2. Communicate regularly with your sales staff. Because they interact with customers on a daily basis, they may have unique ideas about how your business can increase sales.

3. Base your salespeople’s commission on profit margin, not just sales volume. Why? Because they may offer larger-than-necessary discounts to get a sale.

4. Make sure your business operations effectively support all sales activities. For example, when salespeople need quotes, they should get those quotes quickly. When salespeople need to speak with technical experts to get answers for customers, those experts should be easily reachable. And, when your sales staff needs your approval for any special terms or pricing, keep the channel open and be available to provide an answer.

5. Review your “sales to sales-expense” ratio. A sales person may make $3,000 in sales during a month, but spend $1,000 in phone calls, travel and other expenses. Another salesperson might also make $3,000 in sales for the month but spend only $300. The latter would presumably be more profitable to your operation.

You May Also Like

Tire Industry Labor Shortage: Improve This to Keep Employees

I’ve spoken to many representatives from manufacturers, wholesalers and retailers who report that techs, counter people, drivers and even white-collar team members have walked off the job, failed to report, or given notice, and their businesses have been impacted by these departures. This isn’t just a tire industry issue—and goes beyond the tech shortage that

Tire Industry-Labor Shortage-Great-Resignation

I’ve spoken to many representatives from manufacturers, wholesalers and retailers who report that techs, counter people, drivers and even white-collar team members have walked off the job, failed to report, or given notice, and their businesses have been impacted by these departures. This isn’t just a tire industry issue—and goes beyond the tech shortage that has plagued the industry for decades.

Consider Software Solutions to Streamline Operations

Representatives from several software providers share how solutions drive efficiency and profitability, as well as what to look for when considering a system in your shop.

software-solutions-stock
How Data, Analytics Can Boost Profitability for Tire Retailers

By collecting and analyzing data about a dealer’s sales history, inventory levels and market demand, data and analytics platforms can analyze the performance of each dealer’s store and recommend actionable improvement opportunities.

How to Start the PPP Loan Payback Process

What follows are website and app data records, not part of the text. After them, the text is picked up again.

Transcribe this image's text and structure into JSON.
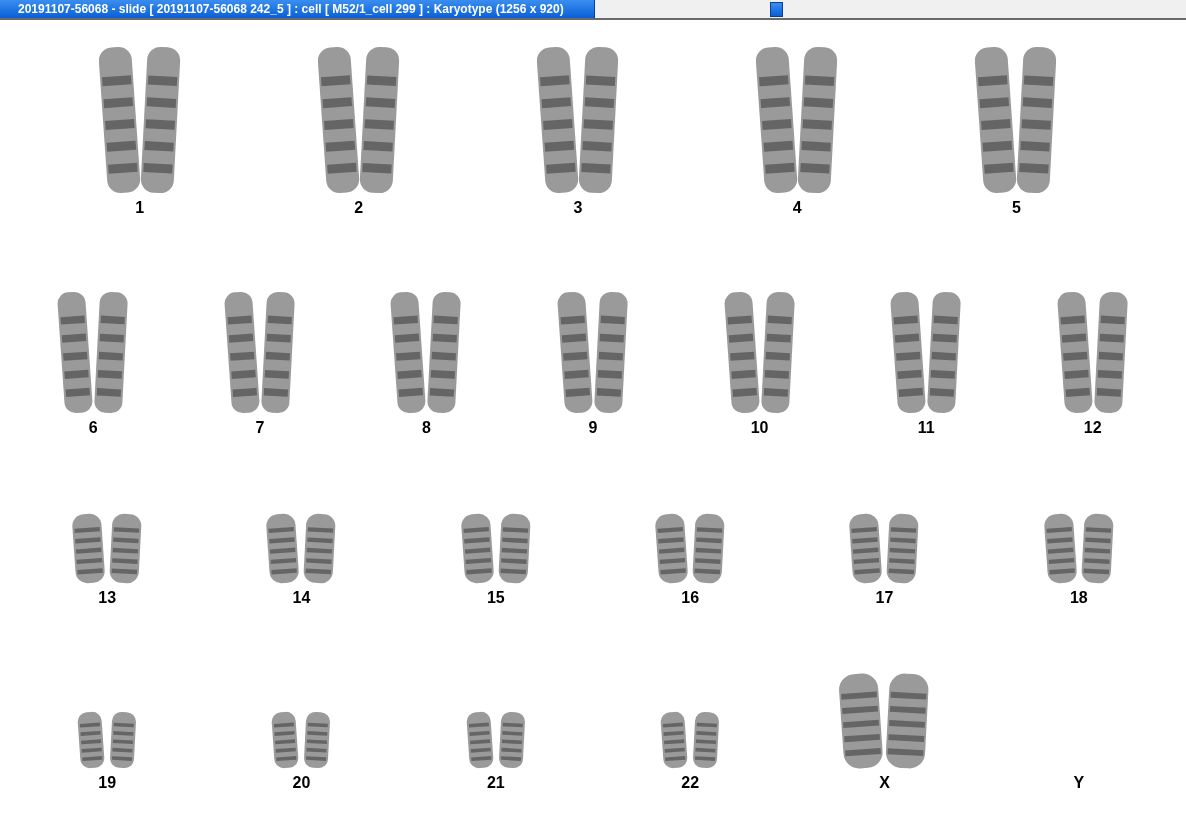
{
  "window": {
    "title": "20191107-56068 - slide [ 20191107-56068 242_5 ] : cell [ M52/1_cell 299 ] : Karyotype  (1256 x 920)"
  },
  "karyotype": {
    "rows": [
      [
        {
          "label": "1",
          "kind": "pair"
        },
        {
          "label": "2",
          "kind": "pair"
        },
        {
          "label": "3",
          "kind": "pair"
        },
        {
          "label": "4",
          "kind": "pair"
        },
        {
          "label": "5",
          "kind": "pair"
        }
      ],
      [
        {
          "label": "6",
          "kind": "pair"
        },
        {
          "label": "7",
          "kind": "pair"
        },
        {
          "label": "8",
          "kind": "pair"
        },
        {
          "label": "9",
          "kind": "pair"
        },
        {
          "label": "10",
          "kind": "pair"
        },
        {
          "label": "11",
          "kind": "pair"
        },
        {
          "label": "12",
          "kind": "pair"
        }
      ],
      [
        {
          "label": "13",
          "kind": "pair"
        },
        {
          "label": "14",
          "kind": "pair"
        },
        {
          "label": "15",
          "kind": "pair"
        },
        {
          "label": "16",
          "kind": "pair"
        },
        {
          "label": "17",
          "kind": "pair"
        },
        {
          "label": "18",
          "kind": "pair"
        }
      ],
      [
        {
          "label": "19",
          "kind": "pair"
        },
        {
          "label": "20",
          "kind": "pair"
        },
        {
          "label": "21",
          "kind": "pair"
        },
        {
          "label": "22",
          "kind": "pair"
        },
        {
          "label": "X",
          "kind": "pair"
        },
        {
          "label": "Y",
          "kind": "empty"
        }
      ]
    ]
  }
}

For many PPP loan recipients, it is time to start the repayment process—or file for PPP loan forgiveness. Read on to find out which portion of your loan may be forgivable and how to apply for forgiveness, as well as how to start the repayment process.

Creating a Positive Work Environment

Larry Sutton of RNR Tire Express shares seven different practices that have helped him create a positive work environment.

Other Posts
Goodyear America Q1 2024 sales down, but net sales up Y/Y

Americas’ first quarter 2024 sales of $2.6 billion were down 9.7%.

goodyear-hq-1400
Michelin sees steady sales volume in 2023 YOY, increases NA market sales

The company said sales for the year amounted to approx. $30.6 billion, down a slight 0.9% from 2022.

Michelin-Magog
Bauer Built reorganizes tire sales division with regional directors

Bauer Built promoted six to new regional director positions to handle customer service and operations across nine Midwest states.

restructure
Tire Sales: In-Store, Online, or Both?

The majority of tire dealers tell us their highest profit percentage comes from online tire sales, so why do many dealers stick to brick and mortar?

Tire sales in store vs. online